29Nineteenth Amendment Gives women the right to vote (1920) Some territories like Wyoming (1869) gave women the right to vote earlier
30Twentieth AmendmentChanges the dates of congressional and presidential termsMarch 4 to January 20
31Twenty-Second Amendment Limits presidents to two terms in office (1951)In response to FDR’s four terms
32Twenty-Third Amendment Gives residents of the District of Columbia the right to vote-national elections i.e. president and vice president
33Twenty-Fourth Amendment Abolishes poll taxes (1964)Poll taxes=required votes to pay a sum of money before casting a ballotPoor people affected
34Twenty-fifth Amendment Establishes procedures for succession to the presidency
35Twenty-Sixth Amendment Sets voting age at 18 yearsVietnam War1971
36Twenty-seventh Amendment Delays congressional pay raises until the term following their passage (1992)
37Partner Questions Explain the Civil War Amendments. Identify and explain the amendments (5) that expand voting rights. (Excluding 15th)
38Partner Questions Explain the Civil War Amendments. 13th Amendment-abolishes slavery14th Amendment-Defines US citizenship; guarantees all citizens equal protection of the laws15th Amendment-Prohibits restrictions on the right to vote based on race and color
39Partner QuestionsIdentify and explain the amendments (5) that expand voting rights. [Excluding the 15th]17th-voters elect senators directly19th-suffrage is extended to women of age23rd-suffrage is extended to residents of the District of Columbia24th-eliminated poll taxes, ensuring African Americans and poor whites would be able to exercise voting rights26th-suffrage is extended to people aged 18-21

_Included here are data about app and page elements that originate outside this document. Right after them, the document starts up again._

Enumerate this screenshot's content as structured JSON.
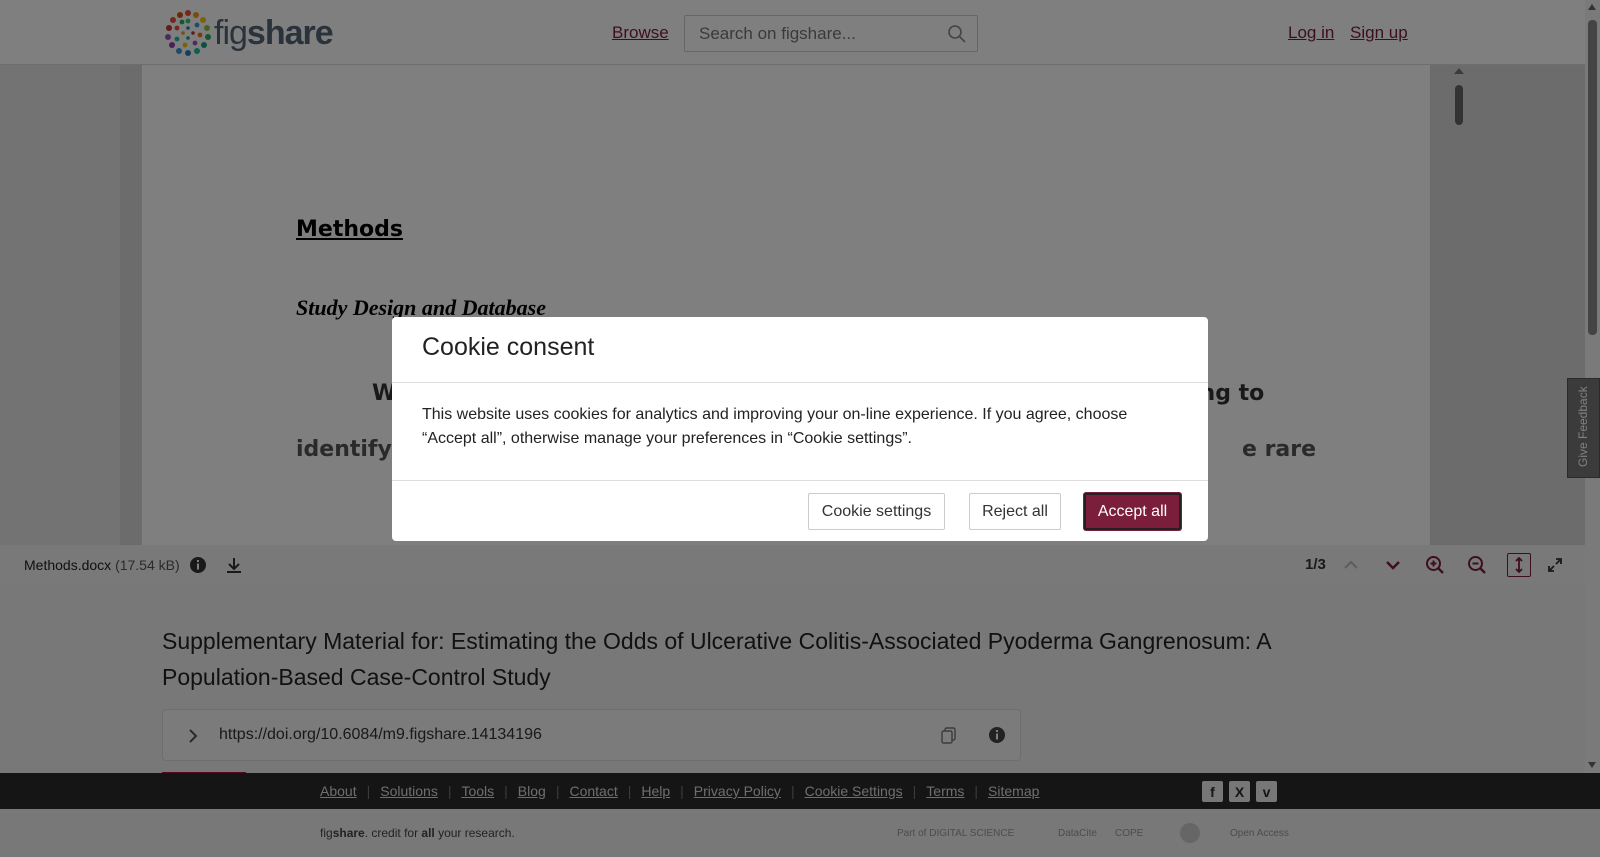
{
  "header": {
    "logo_fig": "fig",
    "logo_share": "share",
    "browse": "Browse",
    "search_placeholder": "Search on figshare...",
    "login": "Log in",
    "signup": "Sign up"
  },
  "document": {
    "heading": "Methods",
    "subheading": "Study Design and Database",
    "line1_start": "W",
    "line1_end": "ing to",
    "line2_start": "identify",
    "line2_end": "e rare"
  },
  "toolbar": {
    "file_name": "Methods.docx",
    "file_size": "(17.54 kB)",
    "page_indicator": "1/3"
  },
  "item": {
    "title": "Supplementary Material for: Estimating the Odds of Ulcerative Colitis-Associated Pyoderma Gangrenosum: A Population-Based Case-Control Study",
    "doi": "https://doi.org/10.6084/m9.figshare.14134196"
  },
  "feedback": "Give Feedback",
  "modal": {
    "title": "Cookie consent",
    "body": "This website uses cookies for analytics and improving your on-line experience. If you agree, choose “Accept all”, otherwise manage your preferences in “Cookie settings”.",
    "settings_button": "Cookie settings",
    "reject_button": "Reject all",
    "accept_button": "Accept all"
  },
  "footer": {
    "links": [
      "About",
      "Solutions",
      "Tools",
      "Blog",
      "Contact",
      "Help",
      "Privacy Policy",
      "Cookie Settings",
      "Terms",
      "Sitemap"
    ],
    "tagline_fig": "fig",
    "tagline_share": "share",
    "tagline_mid": ". credit for ",
    "tagline_all": "all",
    "tagline_end": " your research.",
    "partners": [
      "Part of DIGITAL SCIENCE",
      "DataCite",
      "COPE",
      "",
      "Open Access"
    ]
  },
  "colors": {
    "brand": "#7a1e3c",
    "accent_red": "#b3123c"
  }
}
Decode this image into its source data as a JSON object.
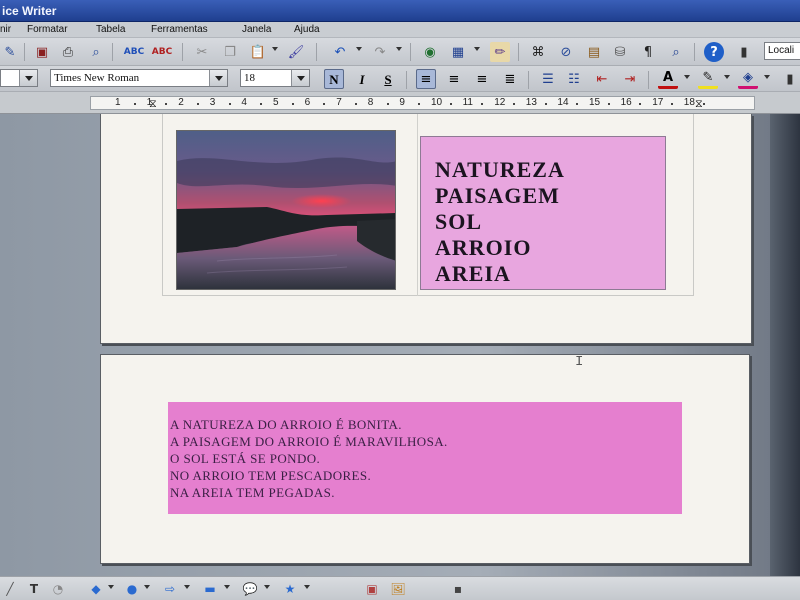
{
  "window": {
    "title": "ice Writer"
  },
  "menu": {
    "items": [
      "nir",
      "Formatar",
      "Tabela",
      "Ferramentas",
      "Janela",
      "Ajuda"
    ]
  },
  "toolbar": {
    "search_placeholder": "Locali"
  },
  "format_bar": {
    "font_name": "Times New Roman",
    "font_size": "18",
    "bold_label": "N",
    "italic_label": "I",
    "underline_label": "S"
  },
  "ruler": {
    "labels": [
      "1",
      "1",
      "2",
      "3",
      "4",
      "5",
      "6",
      "7",
      "8",
      "9",
      "10",
      "11",
      "12",
      "13",
      "14",
      "15",
      "16",
      "17",
      "18"
    ]
  },
  "document": {
    "page1": {
      "words": [
        "NATUREZA",
        "PAISAGEM",
        "SOL",
        "ARROIO",
        "AREIA"
      ],
      "box_color": "#e8a6df"
    },
    "page2": {
      "lines": [
        "A NATUREZA DO ARROIO É BONITA.",
        "A PAISAGEM  DO ARROIO É MARAVILHOSA.",
        "O SOL ESTÁ SE PONDO.",
        "NO ARROIO TEM PESCADORES.",
        "NA AREIA TEM PEGADAS."
      ],
      "box_color": "#e57fcf"
    }
  }
}
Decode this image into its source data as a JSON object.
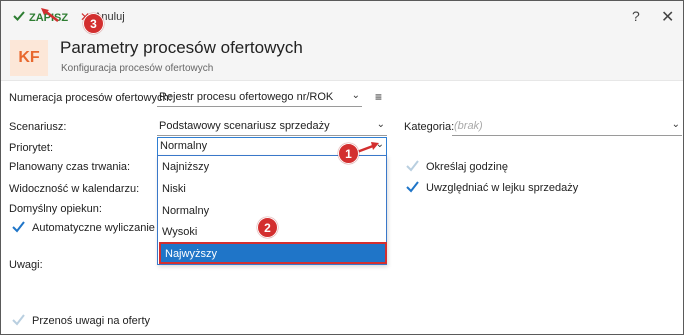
{
  "toolbar": {
    "save_label": "ZAPISZ",
    "cancel_label": "Anuluj",
    "help_label": "?",
    "close_label": "✕"
  },
  "header": {
    "logo": "KF",
    "title": "Parametry procesów ofertowych",
    "subtitle": "Konfiguracja procesów ofertowych"
  },
  "form": {
    "numeracja_label": "Numeracja procesów ofertowych:",
    "numeracja_value": "Rejestr procesu ofertowego nr/ROK",
    "scenariusz_label": "Scenariusz:",
    "scenariusz_value": "Podstawowy scenariusz sprzedaży",
    "kategoria_label": "Kategoria:",
    "kategoria_placeholder": "(brak)",
    "priorytet_label": "Priorytet:",
    "priorytet_value": "Normalny",
    "czas_label": "Planowany czas trwania:",
    "widocznosc_label": "Widoczność w kalendarzu:",
    "opiekun_label": "Domyślny opiekun:",
    "auto_label": "Automatyczne wyliczanie prz",
    "okreslaj_label": "Określaj godzinę",
    "uwzgledniac_label": "Uwzględniać w lejku sprzedaży",
    "uwagi_label": "Uwagi:",
    "przenos_label": "Przenoś uwagi na oferty"
  },
  "dropdown": {
    "options": [
      "Najniższy",
      "Niski",
      "Normalny",
      "Wysoki",
      "Najwyższy"
    ],
    "selected": "Najwyższy"
  },
  "annotations": [
    "1",
    "2",
    "3"
  ],
  "colors": {
    "accent": "#1f75c8",
    "save_green": "#2e7d32",
    "badge_red": "#d32f2f",
    "logo_orange": "#e8682e"
  }
}
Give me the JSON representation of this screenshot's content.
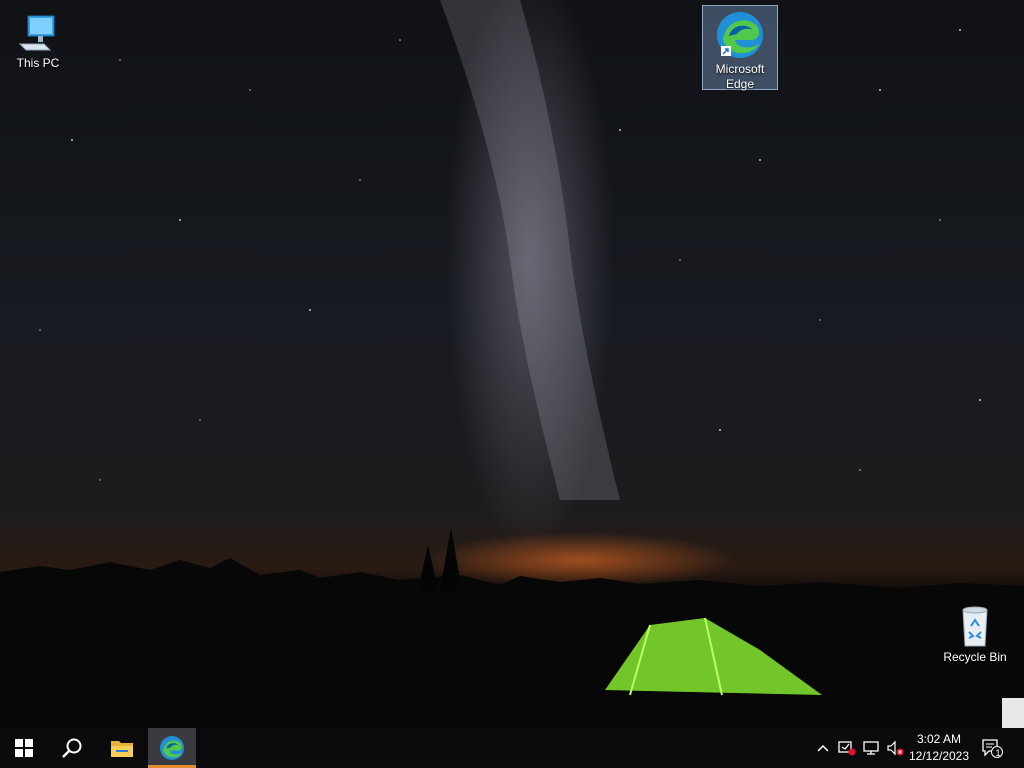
{
  "desktop": {
    "icons": [
      {
        "label": "This PC",
        "icon": "this-pc-icon"
      },
      {
        "label": "Microsoft Edge",
        "icon": "edge-icon",
        "selected": true
      },
      {
        "label": "Recycle Bin",
        "icon": "recycle-bin-icon"
      }
    ],
    "wallpaper": "night-sky-milky-way-tent"
  },
  "taskbar": {
    "start": "windows-start-icon",
    "search": "search-icon",
    "pinned": [
      {
        "name": "File Explorer",
        "icon": "file-explorer-icon"
      },
      {
        "name": "Microsoft Edge",
        "icon": "edge-icon",
        "active": true
      }
    ],
    "tray": {
      "overflow": "chevron-up-icon",
      "icons": [
        "security-alert-icon",
        "network-icon",
        "volume-muted-icon"
      ],
      "time": "3:02 AM",
      "date": "12/12/2023",
      "notifications_count": "1"
    },
    "accent_color": "#e3892f"
  }
}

40The Civil Rights Struggle Discrimination=unfair treatment based on prejudice against a certain group.Jim Crow Laws-Southern states passed laws requiring African Americans and whites to be separated in most public places
41The Civil Rights Struggle Segregation=social separation of the racesCivil Rights=rights of full citizenship and equality under the law
42Brown v. Board of Education Supreme Court ruled racial segregation in public schools was unconstitutional. (1954)Violated the 14th Amendment-equal protection under the law. (1868)
43Civil Rights Act of 1964Prohibited discrimination in public facilities, employment, education, and voter registration.It banned discrimination based on race and color, sex or gender, religion, and national origin.
44Civil Rights Gains Other groups have made gains Affirmative Action-federal government programs to try to make up past discrimination.These programs encouraged the hiring and promoting of minorities and women in fields that were traditionally closed to them. Colleges, too, practiced affirmative action to help minority students gain admission.
45Gratz v. BollingerAffirmative Action from the start has been controversial. [Reverse Discrimination???]Supreme Court struck down a University of Michigan point-based admission policy, stating that it gave excessive points to minority applicants.
46Affirmative ActionStruggle for equal rights continues--each year the federal government receives more than 75,000 complaints of workplace discrimination.
47Racial ProfilingMany Americans and others are sometimes subject to racial profiling by law enforcement officers--being singled out as suspects because of the way they look.
48Hate CrimesSome Americans even become the victims of hate crimes--acts of violence based on a person’s race, color, national origin, gender, or disability.